[Records excerpted from a collection]
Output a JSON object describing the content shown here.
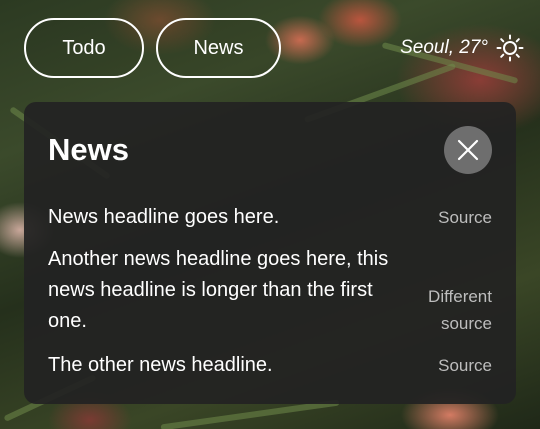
{
  "nav": {
    "todo_label": "Todo",
    "news_label": "News"
  },
  "weather": {
    "text": "Seoul, 27°",
    "icon": "sun-icon"
  },
  "panel": {
    "title": "News",
    "close_icon": "close-icon",
    "items": [
      {
        "headline": "News headline goes here.",
        "source": "Source"
      },
      {
        "headline": "Another news headline goes here, this news headline is longer than the first one.",
        "source": "Different source"
      },
      {
        "headline": "The other news headline.",
        "source": "Source"
      }
    ]
  },
  "colors": {
    "panel_bg": "#222222",
    "close_button_bg": "#6e6e6e",
    "source_text": "#bdbdbd",
    "text": "#ffffff"
  }
}
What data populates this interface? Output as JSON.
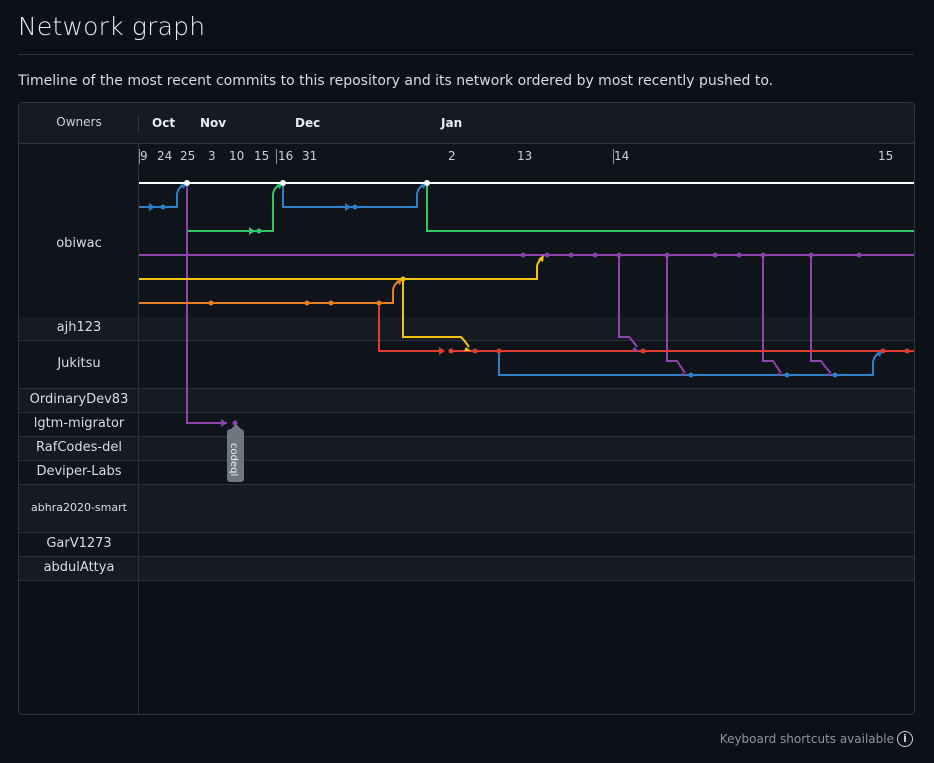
{
  "page": {
    "title": "Network graph",
    "description": "Timeline of the most recent commits to this repository and its network ordered by most recently pushed to.",
    "keyboard_hint": "Keyboard shortcuts available",
    "info_icon": "info-icon"
  },
  "graph": {
    "owners_header": "Owners",
    "months": [
      "Oct",
      "Nov",
      "Dec",
      "Jan"
    ],
    "days": [
      "9",
      "24",
      "25",
      "3",
      "10",
      "15",
      "16",
      "31",
      "2",
      "13",
      "14",
      "15"
    ],
    "owners": [
      "obiwac",
      "ajh123",
      "Jukitsu",
      "OrdinaryDev83",
      "lgtm-migrator",
      "RafCodes-del",
      "Deviper-Labs",
      "abhra2020-smart",
      "GarV1273",
      "abdulAttya"
    ],
    "branch_label": "codeql",
    "colors": {
      "white": "#ffffff",
      "blue": "#2f81c7",
      "green": "#2ec866",
      "purple": "#8e44ad",
      "yellow": "#f2c40f",
      "orange": "#e67e22",
      "red": "#e03c31"
    }
  }
}
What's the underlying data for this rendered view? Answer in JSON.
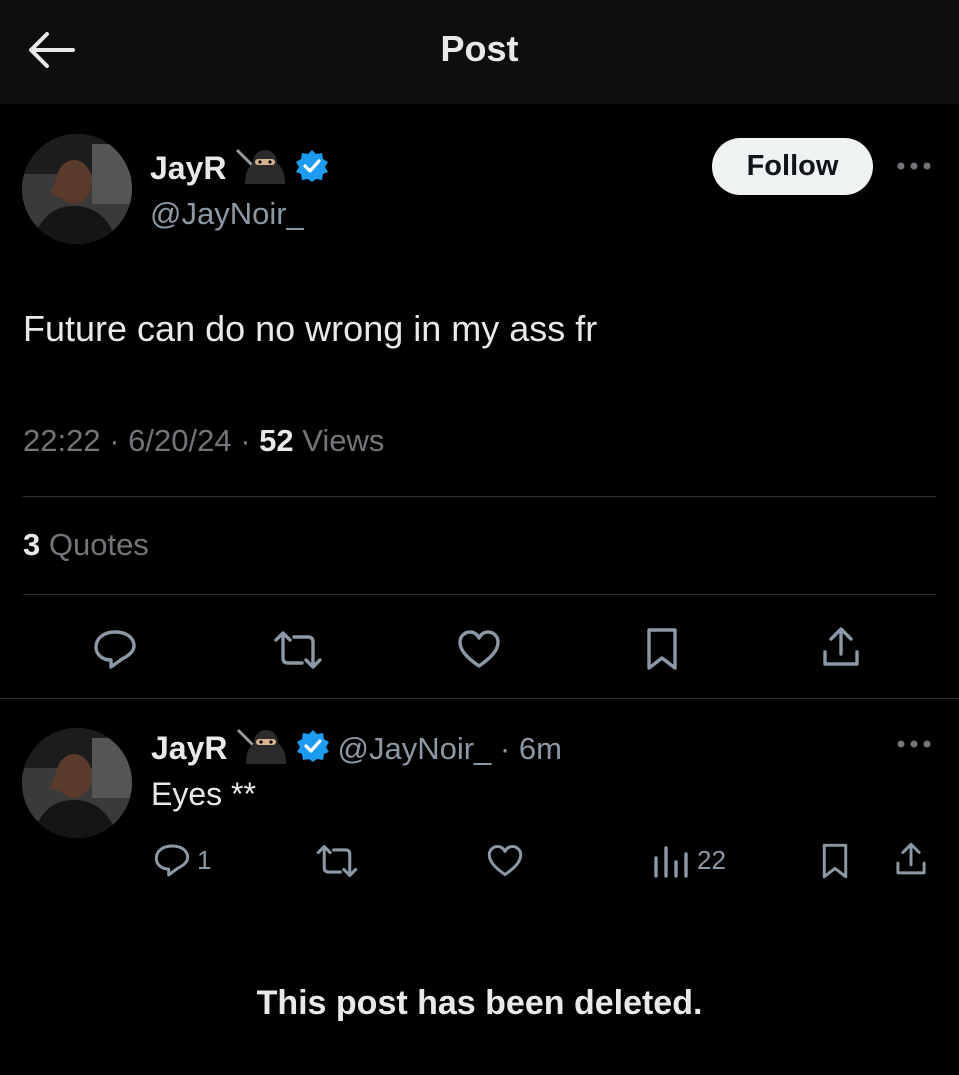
{
  "header": {
    "title": "Post",
    "back_icon": "arrow-left-icon"
  },
  "main_post": {
    "author_name": "JayR",
    "author_emoji": "ninja-emoji",
    "handle": "@JayNoir_",
    "follow_label": "Follow",
    "text": "Future can do no wrong in my ass fr",
    "time": "22:22",
    "date": "6/20/24",
    "views_count": "52",
    "views_label": "Views",
    "quotes_count": "3",
    "quotes_label": "Quotes",
    "actions": [
      "reply-icon",
      "repost-icon",
      "like-icon",
      "bookmark-icon",
      "share-icon"
    ]
  },
  "reply_post": {
    "author_name": "JayR",
    "handle_time": "@JayNoir_ · 6m",
    "text": "Eyes **",
    "reply_count": "1",
    "views_count": "22"
  },
  "deleted_notice": "This post has been deleted.",
  "colors": {
    "background": "#000000",
    "header": "#0e0e0e",
    "verified": "#1d9bf0",
    "muted": "#71767b"
  }
}
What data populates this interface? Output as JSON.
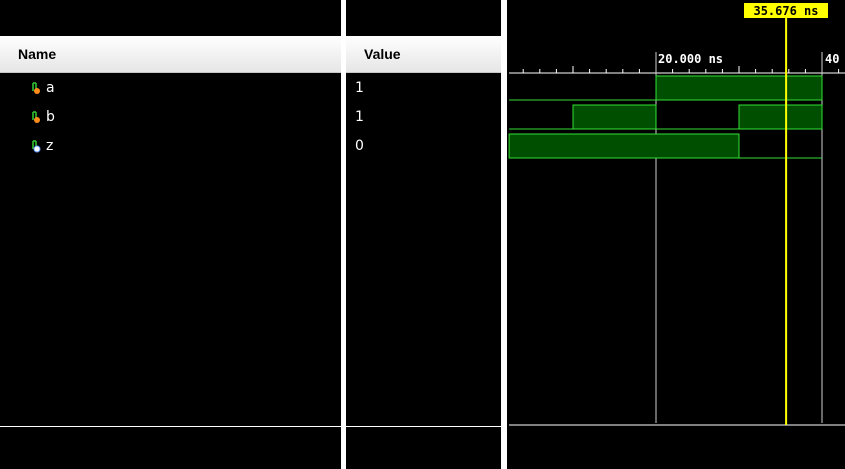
{
  "name_panel": {
    "header": "Name",
    "signals": [
      {
        "name": "a",
        "icon": "input-signal-icon"
      },
      {
        "name": "b",
        "icon": "input-signal-icon"
      },
      {
        "name": "z",
        "icon": "output-signal-icon"
      }
    ]
  },
  "value_panel": {
    "header": "Value",
    "values": [
      "1",
      "1",
      "0"
    ]
  },
  "wave_panel": {
    "cursor_label": "35.676 ns",
    "ruler_labels": [
      "20.000 ns",
      "40"
    ],
    "colors": {
      "wave_fill": "#004f00",
      "wave_line": "#33e033",
      "cursor": "#ffff00",
      "cursor_label_bg": "#ffff00"
    },
    "timescale_ns": {
      "start": 2.3,
      "end": 40,
      "cursor": 35.676
    },
    "waves": [
      {
        "signal": "a",
        "segments": [
          [
            2.3,
            20,
            0
          ],
          [
            20,
            40,
            1
          ]
        ]
      },
      {
        "signal": "b",
        "segments": [
          [
            2.3,
            10,
            0
          ],
          [
            10,
            20,
            1
          ],
          [
            20,
            30,
            0
          ],
          [
            30,
            40,
            1
          ]
        ]
      },
      {
        "signal": "z",
        "segments": [
          [
            2.3,
            30,
            1
          ],
          [
            30,
            40,
            0
          ]
        ]
      }
    ]
  }
}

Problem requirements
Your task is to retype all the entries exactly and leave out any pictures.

Response for this exercise
Output a JSON object describing the content shown here.
{
  "nav": {
    "todo_label": "Todo",
    "news_label": "News"
  },
  "weather": {
    "text": "Seoul, 27°",
    "icon": "sun-icon"
  },
  "panel": {
    "title": "News",
    "close_icon": "close-icon",
    "items": [
      {
        "headline": "News headline goes here.",
        "source": "Source"
      },
      {
        "headline": "Another news headline goes here, this news headline is longer than the first one.",
        "source": "Different source"
      },
      {
        "headline": "The other news headline.",
        "source": "Source"
      }
    ]
  },
  "colors": {
    "panel_bg": "#222222",
    "close_button_bg": "#6e6e6e",
    "source_text": "#bdbdbd",
    "text": "#ffffff"
  }
}
What data populates this interface? Output as JSON.
{
  "page": {
    "title": "Network graph",
    "description": "Timeline of the most recent commits to this repository and its network ordered by most recently pushed to.",
    "keyboard_hint": "Keyboard shortcuts available",
    "info_icon": "info-icon"
  },
  "graph": {
    "owners_header": "Owners",
    "months": [
      "Oct",
      "Nov",
      "Dec",
      "Jan"
    ],
    "days": [
      "9",
      "24",
      "25",
      "3",
      "10",
      "15",
      "16",
      "31",
      "2",
      "13",
      "14",
      "15"
    ],
    "owners": [
      "obiwac",
      "ajh123",
      "Jukitsu",
      "OrdinaryDev83",
      "lgtm-migrator",
      "RafCodes-del",
      "Deviper-Labs",
      "abhra2020-smart",
      "GarV1273",
      "abdulAttya"
    ],
    "branch_label": "codeql",
    "colors": {
      "white": "#ffffff",
      "blue": "#2f81c7",
      "green": "#2ec866",
      "purple": "#8e44ad",
      "yellow": "#f2c40f",
      "orange": "#e67e22",
      "red": "#e03c31"
    }
  }
}
What's the underlying data for this rendered view? Answer in JSON.
{
  "header": {
    "title": "Post",
    "back_icon": "arrow-left-icon"
  },
  "main_post": {
    "author_name": "JayR",
    "author_emoji": "ninja-emoji",
    "handle": "@JayNoir_",
    "follow_label": "Follow",
    "text": "Future can do no wrong in my ass fr",
    "time": "22:22",
    "date": "6/20/24",
    "views_count": "52",
    "views_label": "Views",
    "quotes_count": "3",
    "quotes_label": "Quotes",
    "actions": [
      "reply-icon",
      "repost-icon",
      "like-icon",
      "bookmark-icon",
      "share-icon"
    ]
  },
  "reply_post": {
    "author_name": "JayR",
    "handle_time": "@JayNoir_ · 6m",
    "text": "Eyes **",
    "reply_count": "1",
    "views_count": "22"
  },
  "deleted_notice": "This post has been deleted.",
  "colors": {
    "background": "#000000",
    "header": "#0e0e0e",
    "verified": "#1d9bf0",
    "muted": "#71767b"
  }
}
What data populates this interface? Output as JSON.
{
  "name_panel": {
    "header": "Name",
    "signals": [
      {
        "name": "a",
        "icon": "input-signal-icon"
      },
      {
        "name": "b",
        "icon": "input-signal-icon"
      },
      {
        "name": "z",
        "icon": "output-signal-icon"
      }
    ]
  },
  "value_panel": {
    "header": "Value",
    "values": [
      "1",
      "1",
      "0"
    ]
  },
  "wave_panel": {
    "cursor_label": "35.676 ns",
    "ruler_labels": [
      "20.000 ns",
      "40"
    ],
    "colors": {
      "wave_fill": "#004f00",
      "wave_line": "#33e033",
      "cursor": "#ffff00",
      "cursor_label_bg": "#ffff00"
    },
    "timescale_ns": {
      "start": 2.3,
      "end": 40,
      "cursor": 35.676
    },
    "waves": [
      {
        "signal": "a",
        "segments": [
          [
            2.3,
            20,
            0
          ],
          [
            20,
            40,
            1
          ]
        ]
      },
      {
        "signal": "b",
        "segments": [
          [
            2.3,
            10,
            0
          ],
          [
            10,
            20,
            1
          ],
          [
            20,
            30,
            0
          ],
          [
            30,
            40,
            1
          ]
        ]
      },
      {
        "signal": "z",
        "segments": [
          [
            2.3,
            30,
            1
          ],
          [
            30,
            40,
            0
          ]
        ]
      }
    ]
  }
}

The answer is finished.